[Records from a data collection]
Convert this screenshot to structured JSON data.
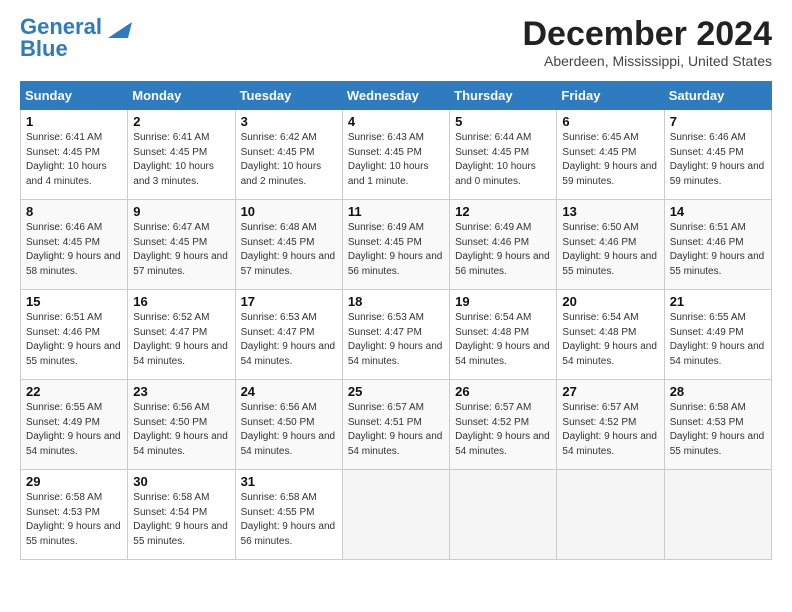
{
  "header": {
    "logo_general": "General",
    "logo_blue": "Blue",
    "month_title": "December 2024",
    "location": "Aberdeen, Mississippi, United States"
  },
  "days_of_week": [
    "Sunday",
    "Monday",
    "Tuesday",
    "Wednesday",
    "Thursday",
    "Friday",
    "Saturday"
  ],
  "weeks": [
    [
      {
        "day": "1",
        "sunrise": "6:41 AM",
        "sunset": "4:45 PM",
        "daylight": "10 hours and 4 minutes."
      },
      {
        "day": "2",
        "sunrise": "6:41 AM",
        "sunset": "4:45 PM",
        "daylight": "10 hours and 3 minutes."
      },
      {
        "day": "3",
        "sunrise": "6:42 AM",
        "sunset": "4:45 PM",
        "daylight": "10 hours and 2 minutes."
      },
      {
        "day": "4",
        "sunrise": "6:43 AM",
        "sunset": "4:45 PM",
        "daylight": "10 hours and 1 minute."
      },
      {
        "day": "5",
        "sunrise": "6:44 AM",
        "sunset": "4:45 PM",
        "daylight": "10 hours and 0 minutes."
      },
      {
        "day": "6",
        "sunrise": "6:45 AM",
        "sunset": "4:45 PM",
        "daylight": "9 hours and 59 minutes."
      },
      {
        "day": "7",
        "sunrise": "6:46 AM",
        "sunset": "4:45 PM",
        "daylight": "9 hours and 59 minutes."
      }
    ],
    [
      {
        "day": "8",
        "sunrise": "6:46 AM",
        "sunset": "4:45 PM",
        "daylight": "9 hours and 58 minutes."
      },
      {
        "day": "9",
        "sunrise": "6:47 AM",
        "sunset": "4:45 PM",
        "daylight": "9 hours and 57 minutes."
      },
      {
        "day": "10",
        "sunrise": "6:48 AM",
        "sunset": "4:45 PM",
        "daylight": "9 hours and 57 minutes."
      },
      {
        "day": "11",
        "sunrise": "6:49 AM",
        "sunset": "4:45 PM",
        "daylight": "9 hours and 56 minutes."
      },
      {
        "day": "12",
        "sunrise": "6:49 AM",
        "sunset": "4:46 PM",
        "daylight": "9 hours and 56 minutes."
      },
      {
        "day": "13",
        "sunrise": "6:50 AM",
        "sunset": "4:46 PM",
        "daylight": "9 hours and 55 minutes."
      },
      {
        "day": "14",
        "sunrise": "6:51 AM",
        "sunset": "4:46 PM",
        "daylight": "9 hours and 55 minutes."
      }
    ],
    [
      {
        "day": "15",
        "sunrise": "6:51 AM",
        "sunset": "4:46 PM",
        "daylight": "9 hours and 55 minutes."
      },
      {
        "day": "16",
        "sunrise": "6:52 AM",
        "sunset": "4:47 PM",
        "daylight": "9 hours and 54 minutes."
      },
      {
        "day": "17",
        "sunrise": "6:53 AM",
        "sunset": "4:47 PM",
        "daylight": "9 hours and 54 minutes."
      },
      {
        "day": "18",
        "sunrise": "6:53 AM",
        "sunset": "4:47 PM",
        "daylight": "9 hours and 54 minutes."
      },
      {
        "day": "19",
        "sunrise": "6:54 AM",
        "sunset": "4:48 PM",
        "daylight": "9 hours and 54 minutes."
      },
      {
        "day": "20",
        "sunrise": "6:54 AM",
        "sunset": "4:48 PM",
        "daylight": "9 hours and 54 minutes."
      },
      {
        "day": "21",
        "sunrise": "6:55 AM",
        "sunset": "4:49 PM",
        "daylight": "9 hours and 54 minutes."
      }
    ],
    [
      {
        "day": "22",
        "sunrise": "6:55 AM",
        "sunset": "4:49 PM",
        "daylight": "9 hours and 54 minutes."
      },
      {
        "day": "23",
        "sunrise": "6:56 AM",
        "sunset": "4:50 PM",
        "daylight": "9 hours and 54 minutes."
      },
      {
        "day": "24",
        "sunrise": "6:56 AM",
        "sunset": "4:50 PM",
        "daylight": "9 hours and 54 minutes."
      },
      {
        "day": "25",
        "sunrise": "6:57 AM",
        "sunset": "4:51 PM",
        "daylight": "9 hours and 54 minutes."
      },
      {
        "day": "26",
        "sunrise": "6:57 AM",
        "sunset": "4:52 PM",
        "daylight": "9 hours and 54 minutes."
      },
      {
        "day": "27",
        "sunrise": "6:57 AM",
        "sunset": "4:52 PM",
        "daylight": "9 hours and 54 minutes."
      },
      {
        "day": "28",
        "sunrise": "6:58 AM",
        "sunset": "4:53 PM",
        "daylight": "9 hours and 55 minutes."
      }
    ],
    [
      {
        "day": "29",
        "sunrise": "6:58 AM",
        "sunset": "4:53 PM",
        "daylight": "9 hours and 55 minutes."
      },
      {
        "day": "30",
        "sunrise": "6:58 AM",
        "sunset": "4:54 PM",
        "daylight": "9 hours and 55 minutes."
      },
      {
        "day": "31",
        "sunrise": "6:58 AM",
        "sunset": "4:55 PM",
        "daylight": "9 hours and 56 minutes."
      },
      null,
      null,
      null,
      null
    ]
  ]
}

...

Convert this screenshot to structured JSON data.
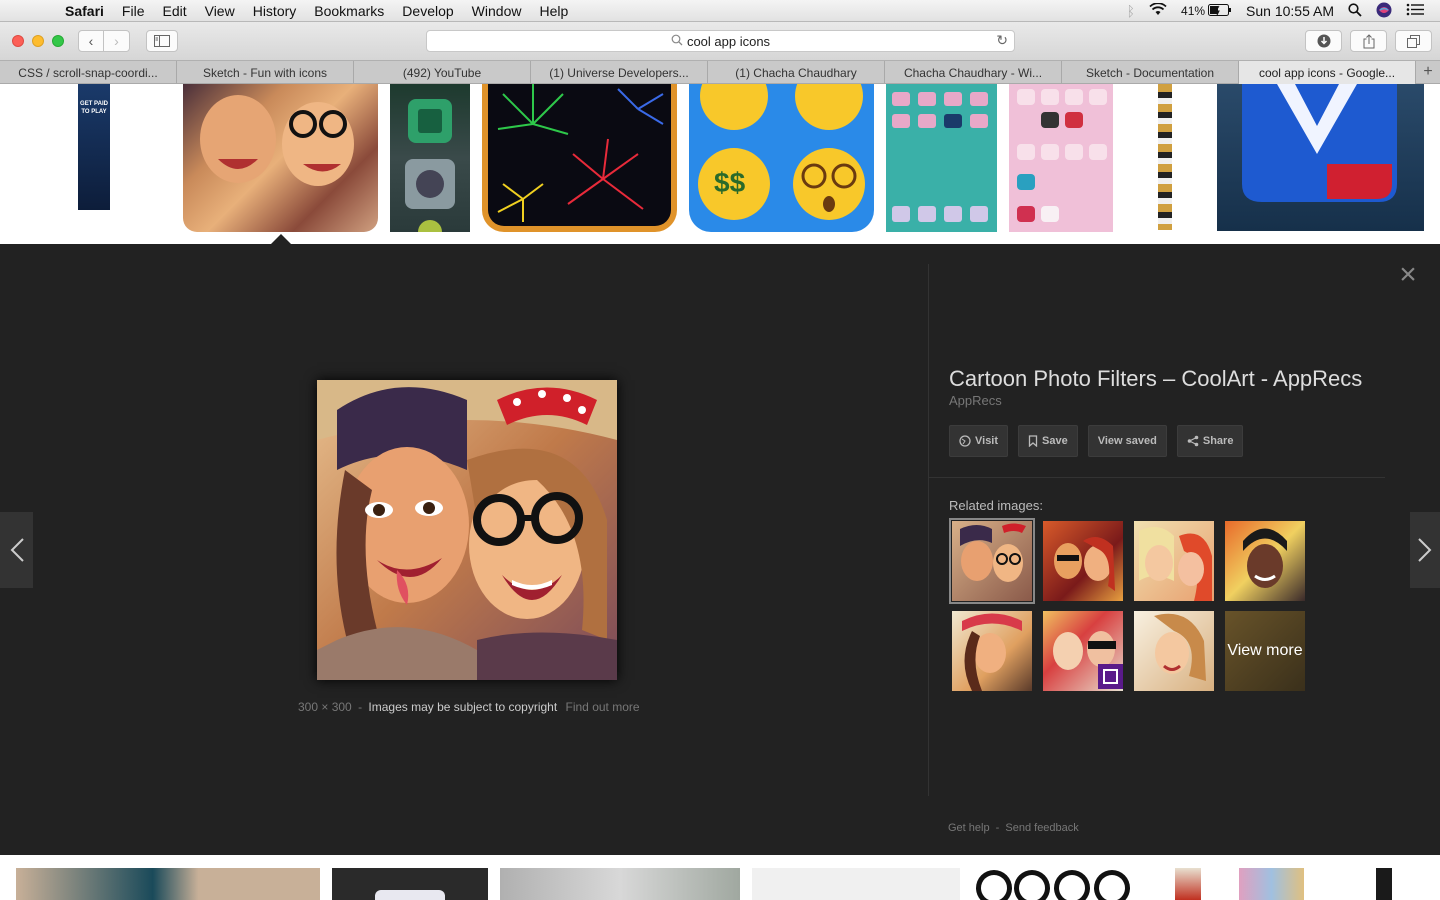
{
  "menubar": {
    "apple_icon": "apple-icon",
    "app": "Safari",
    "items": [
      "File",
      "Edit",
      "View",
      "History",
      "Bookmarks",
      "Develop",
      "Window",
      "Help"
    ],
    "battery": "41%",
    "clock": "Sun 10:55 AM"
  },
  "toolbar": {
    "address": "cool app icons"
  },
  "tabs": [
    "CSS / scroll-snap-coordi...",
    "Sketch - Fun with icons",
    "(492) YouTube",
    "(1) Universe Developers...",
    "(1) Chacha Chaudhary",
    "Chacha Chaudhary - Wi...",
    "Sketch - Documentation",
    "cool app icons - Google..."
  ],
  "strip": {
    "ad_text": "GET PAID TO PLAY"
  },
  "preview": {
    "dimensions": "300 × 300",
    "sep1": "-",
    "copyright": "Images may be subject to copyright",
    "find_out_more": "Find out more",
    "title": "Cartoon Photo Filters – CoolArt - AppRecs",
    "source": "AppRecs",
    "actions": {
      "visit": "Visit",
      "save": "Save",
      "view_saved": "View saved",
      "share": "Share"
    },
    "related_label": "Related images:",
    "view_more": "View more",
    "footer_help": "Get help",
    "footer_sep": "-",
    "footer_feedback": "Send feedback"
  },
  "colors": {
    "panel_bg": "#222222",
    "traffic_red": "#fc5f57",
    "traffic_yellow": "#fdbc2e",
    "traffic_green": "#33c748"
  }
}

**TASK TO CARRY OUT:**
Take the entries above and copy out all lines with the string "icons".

**TASK OUTPUT:**
    "address": "cool app icons"
    "Sketch - Fun with icons",
    "cool app icons - Google..."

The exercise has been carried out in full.